This is Part 2 of a two part series about your construction. The first part was published in the previous
Q. How do I pull a building permit?
A. The building permit is the first step to manifesting your property correctly. You will need the permit both to start construction and finish construction. The permit is pulled from the “Departamento de Obras Publicas,” the government Public Works office. Normally, the contractor will pull this permit. Be advised that there are two things you need to watch for:
1. Make sure the building permit is pulled in the same name as the Beneficiary named in your trust.

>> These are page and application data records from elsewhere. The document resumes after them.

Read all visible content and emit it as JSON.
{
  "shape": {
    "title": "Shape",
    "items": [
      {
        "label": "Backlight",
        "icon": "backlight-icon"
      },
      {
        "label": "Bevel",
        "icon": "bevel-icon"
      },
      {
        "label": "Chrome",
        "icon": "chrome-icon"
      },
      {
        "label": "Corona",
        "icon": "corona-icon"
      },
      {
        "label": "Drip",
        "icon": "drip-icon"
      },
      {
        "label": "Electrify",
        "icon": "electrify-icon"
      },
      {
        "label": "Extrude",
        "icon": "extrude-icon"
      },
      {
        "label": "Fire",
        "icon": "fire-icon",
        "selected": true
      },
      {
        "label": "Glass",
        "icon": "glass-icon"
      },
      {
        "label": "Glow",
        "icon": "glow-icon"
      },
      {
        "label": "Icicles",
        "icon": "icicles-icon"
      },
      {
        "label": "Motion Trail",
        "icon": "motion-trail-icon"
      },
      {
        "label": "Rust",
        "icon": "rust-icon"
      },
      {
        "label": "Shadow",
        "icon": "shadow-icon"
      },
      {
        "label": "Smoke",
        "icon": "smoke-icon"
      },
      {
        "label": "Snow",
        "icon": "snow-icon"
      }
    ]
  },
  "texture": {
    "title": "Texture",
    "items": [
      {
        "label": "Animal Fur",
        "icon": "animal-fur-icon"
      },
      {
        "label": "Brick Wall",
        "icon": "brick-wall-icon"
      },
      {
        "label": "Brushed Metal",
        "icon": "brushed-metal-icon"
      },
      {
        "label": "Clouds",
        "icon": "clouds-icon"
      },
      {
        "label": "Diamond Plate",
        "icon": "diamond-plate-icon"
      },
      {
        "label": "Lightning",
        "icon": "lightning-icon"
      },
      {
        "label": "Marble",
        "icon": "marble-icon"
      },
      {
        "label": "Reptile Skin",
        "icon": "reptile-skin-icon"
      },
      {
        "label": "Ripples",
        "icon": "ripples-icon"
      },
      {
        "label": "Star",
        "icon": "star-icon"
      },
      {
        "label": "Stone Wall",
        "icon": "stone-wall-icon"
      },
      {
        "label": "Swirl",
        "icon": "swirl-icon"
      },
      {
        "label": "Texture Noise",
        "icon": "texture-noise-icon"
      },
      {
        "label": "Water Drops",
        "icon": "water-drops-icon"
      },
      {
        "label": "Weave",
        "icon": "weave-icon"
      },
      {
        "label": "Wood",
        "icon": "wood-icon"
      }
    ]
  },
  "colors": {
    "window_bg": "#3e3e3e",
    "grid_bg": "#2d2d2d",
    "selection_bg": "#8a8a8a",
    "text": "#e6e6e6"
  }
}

2. Make sure the building permit represents the approximate and higher amount of the construction the contractor has quoted.
The fee for the building permit is based on the estimated value of your construction. In an effort to reduce this fee, some contractors will report a lower construction amount when pulling the permit. This is a huge mistake. You want your construction costs recorded accurately so that your cost basis will be accurate for capital gains.
Hint: When using Fixed Bid, make certain the contractor is in agreement to provide you with a factura with no 16 percent sales tax added for each payment. Remember to have this in writing in your construction contract.
Hint: Never report a lower construction value to save some money on the permit fee — it will cost you much more in the long run.
Q. What is a letter of termination of works and why is it necessary? LETTER OF TERMINATION OF WORKS
A. When construction is finished and you are ready to manifest your construction, you will need to take your building permit to the Departamento de Obras Publicas (Public Works) with a letter stating the total amount you spent on your construction and confirmation that construction is finished. You or your contractor can write the letter. With this letter, you will request an official statement of completion called an “aviso de terminación de obra,” which is a “Letter of Termination of Works.” This letter will state the amount you spent on your construction, which should be in accordance with the amount stated on the building permit.
The Letter of Termination of Works is the document that actually establishes your construction cost basis for the tax office.
Social Security is a very serious issue in Mexico. Your home can actually be liened or sold to force payment if taxes are not paid. Beware, this can happen even years after you finish your construction. If the amount of Social Security taxes paid corresponds to the amount of your construction, you will receive a letter from Social Security called “Carta de Razonabilidad de Pago,” which means “Letter of Reasonability of Payment.” This letter is very important, as it is your protection to prevent any future claims for non-payment of Social Security taxes. Before you can receive your Letter of Termination of Works, you will be required to have this letter from Social Security
MANIFESTING YOUR CONSTRUCTION, FOR GOOD.
Once you have your Letter of Termination of Works and your letter from Social Security, you simply take them to the tax office (Oficina de Catastro). There, the value will be recorded and added to the cost reflected on your trust document. Once completed, you have successfully manifested your construction and established an accurate tax basis for your property.
Fact: If you do not have a trust, you should not begin construction. Without the trust document you cannot pull a building permit in your name and you run the risk of not being allowed to deduct your land cost or construction cost when you sell.
Fact: Annual property taxes are relatively low in Mexico, but capital gains taxes are not. Registering an inaccurately low number will cost you much more in the long run. Snell Real Estate will work with you to make certain that all your documents are in order and that your actual costs are recorded properly. Just as there are no shortcuts or legal ways around taxes in the U.S. or Canada, there are no shortcuts around taxes in Mexico. Your home is a costly investment and following proper legal steps will ensure a safe and enjoyable experience in Mexico. If someone says, “This is Mexico, and that’s the way we do it here,” then beware. Seek another agent or broker.
• Always get your trust.
• Always record the real value of your purchase.
• Always purchase U.S. Title Insurance.
• Always manifest your construction.
If you are considering a real estate purchase in Baja, make certain everything is done correctly. Allow Snell Real Estate to put our knowledge and experience to work for you. We are an independent brokerage, assuring our only interest is representing you in a safe, solid and secure real estate transaction.
By Connie Meyerhoff, Engel & Volkers Snell Real Estate, MX cell.: (011-521) 624-122-2237
US cell: 480-393-0639, Internet: www.conniemex.com www.snellrealestate.com , Email: firstname.lastname@example.orgIT'S SAFE AND IT'S EASY. LET ME HELP YOU FIND YOUR PIECE OF PARADISE.